Collected data entries

◆ ◆ ◆ ◆ ◆

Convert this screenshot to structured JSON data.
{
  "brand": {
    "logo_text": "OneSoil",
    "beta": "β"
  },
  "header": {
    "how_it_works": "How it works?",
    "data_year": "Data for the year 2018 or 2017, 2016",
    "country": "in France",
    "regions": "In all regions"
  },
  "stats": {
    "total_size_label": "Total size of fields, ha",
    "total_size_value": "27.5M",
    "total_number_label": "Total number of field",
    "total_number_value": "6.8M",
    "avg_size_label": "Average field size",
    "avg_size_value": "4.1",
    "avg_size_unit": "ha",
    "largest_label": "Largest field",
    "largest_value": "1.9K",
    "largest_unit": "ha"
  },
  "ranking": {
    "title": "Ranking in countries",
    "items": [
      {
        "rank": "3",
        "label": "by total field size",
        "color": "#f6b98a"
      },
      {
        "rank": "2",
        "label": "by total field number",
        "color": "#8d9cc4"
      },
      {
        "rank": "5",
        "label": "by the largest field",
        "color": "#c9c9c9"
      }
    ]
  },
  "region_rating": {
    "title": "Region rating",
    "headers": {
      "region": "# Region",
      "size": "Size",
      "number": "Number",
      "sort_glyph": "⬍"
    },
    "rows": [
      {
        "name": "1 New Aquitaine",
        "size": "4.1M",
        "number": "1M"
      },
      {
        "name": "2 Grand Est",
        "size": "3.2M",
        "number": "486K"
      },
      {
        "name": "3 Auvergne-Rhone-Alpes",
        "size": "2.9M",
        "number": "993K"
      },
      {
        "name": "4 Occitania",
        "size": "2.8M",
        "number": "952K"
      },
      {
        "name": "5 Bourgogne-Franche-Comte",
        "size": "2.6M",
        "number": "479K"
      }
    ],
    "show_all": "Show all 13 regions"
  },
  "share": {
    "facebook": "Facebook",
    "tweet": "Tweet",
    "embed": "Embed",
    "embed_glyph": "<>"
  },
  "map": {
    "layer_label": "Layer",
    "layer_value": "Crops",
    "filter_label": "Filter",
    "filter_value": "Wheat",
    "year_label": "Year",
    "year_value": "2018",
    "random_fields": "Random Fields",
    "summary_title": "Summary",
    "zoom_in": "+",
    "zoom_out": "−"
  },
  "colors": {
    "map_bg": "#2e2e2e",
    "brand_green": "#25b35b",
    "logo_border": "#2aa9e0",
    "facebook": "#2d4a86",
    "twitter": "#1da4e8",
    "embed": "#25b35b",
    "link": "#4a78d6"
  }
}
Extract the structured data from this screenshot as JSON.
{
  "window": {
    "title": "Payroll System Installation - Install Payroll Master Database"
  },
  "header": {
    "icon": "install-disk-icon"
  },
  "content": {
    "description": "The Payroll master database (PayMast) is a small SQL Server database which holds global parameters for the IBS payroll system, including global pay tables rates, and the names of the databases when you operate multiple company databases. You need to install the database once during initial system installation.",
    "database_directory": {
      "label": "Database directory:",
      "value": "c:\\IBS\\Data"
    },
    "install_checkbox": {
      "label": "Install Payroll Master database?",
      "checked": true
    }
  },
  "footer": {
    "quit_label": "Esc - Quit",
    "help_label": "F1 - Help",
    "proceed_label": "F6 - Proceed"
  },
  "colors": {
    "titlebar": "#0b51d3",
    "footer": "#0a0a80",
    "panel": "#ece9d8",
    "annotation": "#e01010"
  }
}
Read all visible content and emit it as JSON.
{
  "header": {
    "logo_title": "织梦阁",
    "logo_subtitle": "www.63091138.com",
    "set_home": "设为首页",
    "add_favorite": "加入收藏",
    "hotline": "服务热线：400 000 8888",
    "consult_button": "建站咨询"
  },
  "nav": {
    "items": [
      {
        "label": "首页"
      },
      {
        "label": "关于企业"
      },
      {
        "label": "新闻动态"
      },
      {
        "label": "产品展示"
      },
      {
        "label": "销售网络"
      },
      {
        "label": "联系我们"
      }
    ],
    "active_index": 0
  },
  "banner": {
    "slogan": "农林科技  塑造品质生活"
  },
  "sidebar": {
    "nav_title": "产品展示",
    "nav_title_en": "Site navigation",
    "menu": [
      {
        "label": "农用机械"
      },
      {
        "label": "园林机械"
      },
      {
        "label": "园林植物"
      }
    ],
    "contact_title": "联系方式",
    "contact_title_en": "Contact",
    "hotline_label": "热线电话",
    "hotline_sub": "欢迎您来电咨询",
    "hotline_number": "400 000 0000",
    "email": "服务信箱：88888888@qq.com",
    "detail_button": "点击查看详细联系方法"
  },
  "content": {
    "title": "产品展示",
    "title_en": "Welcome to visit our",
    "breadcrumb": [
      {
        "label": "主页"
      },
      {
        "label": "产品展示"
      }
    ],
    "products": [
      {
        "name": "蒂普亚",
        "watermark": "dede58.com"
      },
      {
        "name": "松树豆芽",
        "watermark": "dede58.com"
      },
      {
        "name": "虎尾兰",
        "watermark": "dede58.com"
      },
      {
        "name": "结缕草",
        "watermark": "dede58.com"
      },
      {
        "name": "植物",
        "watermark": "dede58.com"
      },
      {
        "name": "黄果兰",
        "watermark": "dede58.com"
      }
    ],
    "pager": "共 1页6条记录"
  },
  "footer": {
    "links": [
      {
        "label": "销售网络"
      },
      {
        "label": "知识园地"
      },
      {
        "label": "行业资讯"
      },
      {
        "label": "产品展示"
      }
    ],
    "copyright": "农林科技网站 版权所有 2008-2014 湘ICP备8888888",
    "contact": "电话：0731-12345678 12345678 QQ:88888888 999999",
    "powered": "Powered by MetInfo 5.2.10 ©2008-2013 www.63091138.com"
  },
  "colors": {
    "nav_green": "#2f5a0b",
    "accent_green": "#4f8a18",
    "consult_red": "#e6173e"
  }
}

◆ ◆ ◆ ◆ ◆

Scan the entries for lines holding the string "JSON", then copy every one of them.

— Worked solution —
Convert this screenshot to structured JSON data.
Extract the structured data from this screenshot as JSON.
Read all visible content and emit it as JSON.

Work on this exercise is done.